While the late 19th and early 20th centuries were a time of rapid development of new artistic trends, including Art Nouveau, also referred to as Jugendstil and stile liberty, it was also a period of swift expansion of many cities, including Poznań, which at the time was recovering from the flood of 1888. The need to repair the damage and modify urban architecture fuelled the spread of the style with such defining characteristics as floral motifs, fluid lines, abundant adornments and asymmetry. Another distinctive feature of the trend was the artistic freedom summarised in the phrase: "To every age its art, to art its freedom" inscribed on a building of the Vienna-based representatives of the movement.

Note that the Poznań variety of Art Nouveau differs from that advocated by such artists as the Belgian designer Victor Horta and the French architect Hector Guimard. Similarly to Wrocław, Poznań was influenced by Berlin and embraced the visions of Berlin artists, who were more eclectic and at times revived classical forms. Many stucco companies drew on German models, the most prominent among them being the workshops of Antoni Krzyżanowski, Max Biagini and Bolesław Richelieu. Some of the most valued architects were Oskar Hoffmann, Hermann Böhmer, Paul Preul and Paul Pitt.
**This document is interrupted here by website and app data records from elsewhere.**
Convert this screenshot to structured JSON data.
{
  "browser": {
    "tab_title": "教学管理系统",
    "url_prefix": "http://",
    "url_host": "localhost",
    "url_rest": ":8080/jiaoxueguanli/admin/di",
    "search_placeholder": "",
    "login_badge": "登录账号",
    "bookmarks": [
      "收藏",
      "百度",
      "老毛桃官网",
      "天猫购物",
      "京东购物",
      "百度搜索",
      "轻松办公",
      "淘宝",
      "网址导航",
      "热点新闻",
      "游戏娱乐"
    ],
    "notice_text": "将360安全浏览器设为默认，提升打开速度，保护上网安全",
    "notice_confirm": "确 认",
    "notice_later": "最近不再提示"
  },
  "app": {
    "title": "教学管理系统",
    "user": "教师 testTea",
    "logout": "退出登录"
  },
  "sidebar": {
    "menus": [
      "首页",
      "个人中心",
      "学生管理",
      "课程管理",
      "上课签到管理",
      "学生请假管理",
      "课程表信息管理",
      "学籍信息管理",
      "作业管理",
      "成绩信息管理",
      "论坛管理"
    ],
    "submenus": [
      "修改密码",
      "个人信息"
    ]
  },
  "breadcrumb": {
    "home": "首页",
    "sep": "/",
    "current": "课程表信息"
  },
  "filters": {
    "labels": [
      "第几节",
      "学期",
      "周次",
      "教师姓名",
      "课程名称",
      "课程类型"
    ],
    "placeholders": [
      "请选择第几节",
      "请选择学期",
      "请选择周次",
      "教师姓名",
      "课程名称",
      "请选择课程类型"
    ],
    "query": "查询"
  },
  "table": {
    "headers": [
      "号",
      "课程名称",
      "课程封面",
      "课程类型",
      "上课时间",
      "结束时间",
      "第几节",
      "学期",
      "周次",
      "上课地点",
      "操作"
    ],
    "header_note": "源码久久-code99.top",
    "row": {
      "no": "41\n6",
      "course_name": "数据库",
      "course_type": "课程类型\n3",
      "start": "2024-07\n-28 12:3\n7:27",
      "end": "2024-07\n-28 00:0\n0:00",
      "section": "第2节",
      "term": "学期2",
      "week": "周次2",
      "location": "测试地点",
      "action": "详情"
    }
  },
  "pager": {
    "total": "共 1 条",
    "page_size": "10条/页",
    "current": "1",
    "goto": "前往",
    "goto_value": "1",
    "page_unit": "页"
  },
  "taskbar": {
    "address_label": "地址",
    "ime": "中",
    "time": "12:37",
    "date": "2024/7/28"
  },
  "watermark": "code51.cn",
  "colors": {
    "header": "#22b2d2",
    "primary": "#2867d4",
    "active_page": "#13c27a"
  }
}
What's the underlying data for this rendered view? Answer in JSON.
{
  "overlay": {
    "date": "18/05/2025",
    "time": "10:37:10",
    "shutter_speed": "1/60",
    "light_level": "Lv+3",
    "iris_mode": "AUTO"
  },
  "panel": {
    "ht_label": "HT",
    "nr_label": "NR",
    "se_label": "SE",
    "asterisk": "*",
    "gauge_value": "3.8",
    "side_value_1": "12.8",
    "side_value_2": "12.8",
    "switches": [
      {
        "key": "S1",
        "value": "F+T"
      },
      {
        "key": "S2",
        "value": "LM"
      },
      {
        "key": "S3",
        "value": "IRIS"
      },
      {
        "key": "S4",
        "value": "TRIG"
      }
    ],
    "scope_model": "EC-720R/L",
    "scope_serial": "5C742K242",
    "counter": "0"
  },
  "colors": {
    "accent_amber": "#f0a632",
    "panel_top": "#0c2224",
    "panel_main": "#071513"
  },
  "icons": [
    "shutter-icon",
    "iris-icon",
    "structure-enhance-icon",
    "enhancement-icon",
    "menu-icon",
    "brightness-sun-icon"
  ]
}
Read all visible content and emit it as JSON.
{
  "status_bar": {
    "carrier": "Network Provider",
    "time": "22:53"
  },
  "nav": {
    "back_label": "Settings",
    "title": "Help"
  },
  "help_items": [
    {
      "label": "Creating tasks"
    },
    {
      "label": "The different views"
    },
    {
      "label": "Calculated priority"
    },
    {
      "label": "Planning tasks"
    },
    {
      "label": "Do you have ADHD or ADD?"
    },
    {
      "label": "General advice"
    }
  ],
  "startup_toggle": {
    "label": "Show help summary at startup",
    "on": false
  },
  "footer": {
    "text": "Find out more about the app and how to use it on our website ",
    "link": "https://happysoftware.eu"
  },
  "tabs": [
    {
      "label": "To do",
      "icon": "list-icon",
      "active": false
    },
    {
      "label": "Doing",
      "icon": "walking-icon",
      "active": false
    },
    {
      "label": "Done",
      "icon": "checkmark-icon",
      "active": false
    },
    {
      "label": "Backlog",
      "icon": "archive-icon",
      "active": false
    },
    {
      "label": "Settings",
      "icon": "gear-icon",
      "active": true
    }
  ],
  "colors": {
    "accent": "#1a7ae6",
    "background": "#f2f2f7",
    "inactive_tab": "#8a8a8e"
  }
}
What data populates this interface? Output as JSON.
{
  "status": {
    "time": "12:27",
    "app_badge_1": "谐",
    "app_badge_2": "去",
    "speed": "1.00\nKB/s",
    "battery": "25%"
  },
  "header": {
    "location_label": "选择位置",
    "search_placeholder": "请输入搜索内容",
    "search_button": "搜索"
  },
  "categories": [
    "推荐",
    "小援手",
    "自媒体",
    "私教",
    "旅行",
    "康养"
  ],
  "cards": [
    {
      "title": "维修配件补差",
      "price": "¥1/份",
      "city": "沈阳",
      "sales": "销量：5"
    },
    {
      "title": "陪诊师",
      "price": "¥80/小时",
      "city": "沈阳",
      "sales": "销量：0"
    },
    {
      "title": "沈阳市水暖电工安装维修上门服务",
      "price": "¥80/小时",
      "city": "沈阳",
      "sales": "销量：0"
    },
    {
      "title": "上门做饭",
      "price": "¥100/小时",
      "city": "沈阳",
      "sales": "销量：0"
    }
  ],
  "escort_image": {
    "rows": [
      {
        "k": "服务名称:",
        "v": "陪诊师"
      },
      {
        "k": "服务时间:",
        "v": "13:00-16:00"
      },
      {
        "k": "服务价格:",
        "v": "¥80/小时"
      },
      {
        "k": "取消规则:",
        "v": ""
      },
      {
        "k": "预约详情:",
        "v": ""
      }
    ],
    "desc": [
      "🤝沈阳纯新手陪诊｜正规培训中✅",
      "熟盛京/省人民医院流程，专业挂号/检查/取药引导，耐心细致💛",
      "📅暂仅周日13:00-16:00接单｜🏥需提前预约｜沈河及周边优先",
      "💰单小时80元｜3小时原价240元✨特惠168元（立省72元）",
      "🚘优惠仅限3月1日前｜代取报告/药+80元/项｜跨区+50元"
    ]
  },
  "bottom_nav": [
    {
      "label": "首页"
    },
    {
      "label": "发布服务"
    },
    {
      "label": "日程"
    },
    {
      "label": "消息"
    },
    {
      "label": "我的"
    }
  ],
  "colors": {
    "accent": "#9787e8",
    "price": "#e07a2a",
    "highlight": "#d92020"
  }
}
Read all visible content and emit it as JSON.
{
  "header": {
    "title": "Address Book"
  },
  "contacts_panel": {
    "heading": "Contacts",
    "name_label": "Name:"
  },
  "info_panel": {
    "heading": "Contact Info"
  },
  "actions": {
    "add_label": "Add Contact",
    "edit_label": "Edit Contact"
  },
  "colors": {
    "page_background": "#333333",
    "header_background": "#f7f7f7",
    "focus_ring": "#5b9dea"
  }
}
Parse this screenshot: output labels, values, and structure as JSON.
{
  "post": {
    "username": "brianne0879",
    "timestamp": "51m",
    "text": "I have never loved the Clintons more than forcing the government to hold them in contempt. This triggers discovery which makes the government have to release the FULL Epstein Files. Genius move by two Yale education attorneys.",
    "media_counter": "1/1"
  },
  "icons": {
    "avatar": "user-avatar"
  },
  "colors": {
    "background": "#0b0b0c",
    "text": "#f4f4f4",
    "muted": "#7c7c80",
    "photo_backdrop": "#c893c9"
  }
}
While one could not possibly name all of Poznań's designers of the time, it is possible to list those associated with specific districts or streets, where they produced most of their art. The districts that saw a lot of new development included Jeżyce, Łazarz, Wilda and the old city centre. In Jeżyce, note should be taken of townhouses in the Most Teatralny (Theatre Bridge) area on ul. Roosevelta and ul. Krasińskiego as well as those found on Mickiewicza, Słowackiego, Zwierzyniecka, Dąbrowskiego, Kraszewskiego, Jackowskiego and Polna streets. In the Łazarz District, the most distinctively Art-Nouveau buildings seem to be those located on the streets of Matejki, Wyspiańskiego, Głogowska, Niegolewskich and Małeckiego. In Wilda, it is best to go to ul. Wierzbięcice. As for the old city centre, distinction is certainly deserved by ul. Święty Marcin, Garbary, Szewska, Półwiejska and Kwiatowa.

Bear in mind that Art Nouveau is more about adornments than building structure, ornaments being placed within as well as outside, with much attention given to the symbolism of details. The interiors of the townhouses that line the above streets contain examples of elaborate ornamentation in vestibules and stairwells, in the form of Art-Nouveau stained-glass, railings, chandeliers, sculptures and tiles. No wonder they continue to inspire Poznanians and are discussed in various publications, including "Secesja w Poznaniu" ("Art Nouveau in Poznań") and "Secesyjne domy przy ulicy Roosevelta" ("Art Nouveau buildings on Roosevelta Street"). All of the places they highlight have a long history and a unique approach that is worth noticing, at least during a virtual walk.

Aleksandra Białek

© Wydawnictwo Miejskie Posnania 2018